Retype each entry. Leave every word as it is.

### Information given

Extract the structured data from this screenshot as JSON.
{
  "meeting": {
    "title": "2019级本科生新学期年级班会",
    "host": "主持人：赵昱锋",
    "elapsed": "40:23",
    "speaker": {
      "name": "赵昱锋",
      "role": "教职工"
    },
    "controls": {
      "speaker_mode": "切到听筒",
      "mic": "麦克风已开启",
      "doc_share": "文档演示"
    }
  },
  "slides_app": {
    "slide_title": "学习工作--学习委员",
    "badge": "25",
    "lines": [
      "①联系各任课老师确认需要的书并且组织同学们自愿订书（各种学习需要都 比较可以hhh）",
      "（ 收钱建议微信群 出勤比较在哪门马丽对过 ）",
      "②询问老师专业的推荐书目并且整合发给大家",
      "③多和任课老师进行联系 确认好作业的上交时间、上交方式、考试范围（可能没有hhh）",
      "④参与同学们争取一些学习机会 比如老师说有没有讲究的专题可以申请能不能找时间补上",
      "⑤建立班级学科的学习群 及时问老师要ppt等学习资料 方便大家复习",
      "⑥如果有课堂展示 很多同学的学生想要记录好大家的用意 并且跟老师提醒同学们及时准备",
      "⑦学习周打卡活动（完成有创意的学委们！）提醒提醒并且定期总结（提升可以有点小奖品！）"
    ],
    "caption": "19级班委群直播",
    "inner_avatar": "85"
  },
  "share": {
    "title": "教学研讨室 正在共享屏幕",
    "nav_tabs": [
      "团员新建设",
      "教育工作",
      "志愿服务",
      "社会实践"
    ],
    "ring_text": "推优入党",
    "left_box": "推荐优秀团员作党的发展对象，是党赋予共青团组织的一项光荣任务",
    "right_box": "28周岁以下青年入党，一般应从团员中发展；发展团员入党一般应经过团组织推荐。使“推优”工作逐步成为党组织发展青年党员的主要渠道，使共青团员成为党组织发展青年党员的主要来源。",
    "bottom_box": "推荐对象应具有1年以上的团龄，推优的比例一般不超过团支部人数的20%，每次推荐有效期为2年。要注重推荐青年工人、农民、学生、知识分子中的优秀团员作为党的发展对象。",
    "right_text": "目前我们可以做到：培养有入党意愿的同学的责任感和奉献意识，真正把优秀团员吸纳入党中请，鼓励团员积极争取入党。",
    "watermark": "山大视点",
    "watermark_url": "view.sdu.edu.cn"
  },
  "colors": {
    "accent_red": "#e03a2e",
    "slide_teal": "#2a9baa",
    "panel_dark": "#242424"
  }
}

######

> [Answer for this exercise]
Extract the structured data from this screenshot as JSON.
{
  "meeting": {
    "title": "2019级本科生新学期年级班会",
    "host": "主持人：赵昱锋",
    "elapsed": "40:23",
    "speaker": {
      "name": "赵昱锋",
      "role": "教职工"
    },
    "controls": {
      "speaker_mode": "切到听筒",
      "mic": "麦克风已开启",
      "doc_share": "文档演示"
    }
  },
  "slides_app": {
    "slide_title": "学习工作--学习委员",
    "badge": "25",
    "lines": [
      "①联系各任课老师确认需要的书并且组织同学们自愿订书（各种学习需要都 比较可以hhh）",
      "（ 收钱建议微信群 出勤比较在哪门马丽对过 ）",
      "②询问老师专业的推荐书目并且整合发给大家",
      "③多和任课老师进行联系 确认好作业的上交时间、上交方式、考试范围（可能没有hhh）",
      "④参与同学们争取一些学习机会 比如老师说有没有讲究的专题可以申请能不能找时间补上",
      "⑤建立班级学科的学习群 及时问老师要ppt等学习资料 方便大家复习",
      "⑥如果有课堂展示 很多同学的学生想要记录好大家的用意 并且跟老师提醒同学们及时准备",
      "⑦学习周打卡活动（完成有创意的学委们！）提醒提醒并且定期总结（提升可以有点小奖品！）"
    ],
    "caption": "19级班委群直播",
    "inner_avatar": "85"
  },
  "share": {
    "title": "教学研讨室 正在共享屏幕",
    "nav_tabs": [
      "团员新建设",
      "教育工作",
      "志愿服务",
      "社会实践"
    ],
    "ring_text": "推优入党",
    "left_box": "推荐优秀团员作党的发展对象，是党赋予共青团组织的一项光荣任务",
    "right_box": "28周岁以下青年入党，一般应从团员中发展；发展团员入党一般应经过团组织推荐。使“推优”工作逐步成为党组织发展青年党员的主要渠道，使共青团员成为党组织发展青年党员的主要来源。",
    "bottom_box": "推荐对象应具有1年以上的团龄，推优的比例一般不超过团支部人数的20%，每次推荐有效期为2年。要注重推荐青年工人、农民、学生、知识分子中的优秀团员作为党的发展对象。",
    "right_text": "目前我们可以做到：培养有入党意愿的同学的责任感和奉献意识，真正把优秀团员吸纳入党中请，鼓励团员积极争取入党。",
    "watermark": "山大视点",
    "watermark_url": "view.sdu.edu.cn"
  },
  "colors": {
    "accent_red": "#e03a2e",
    "slide_teal": "#2a9baa",
    "panel_dark": "#242424"
  }
}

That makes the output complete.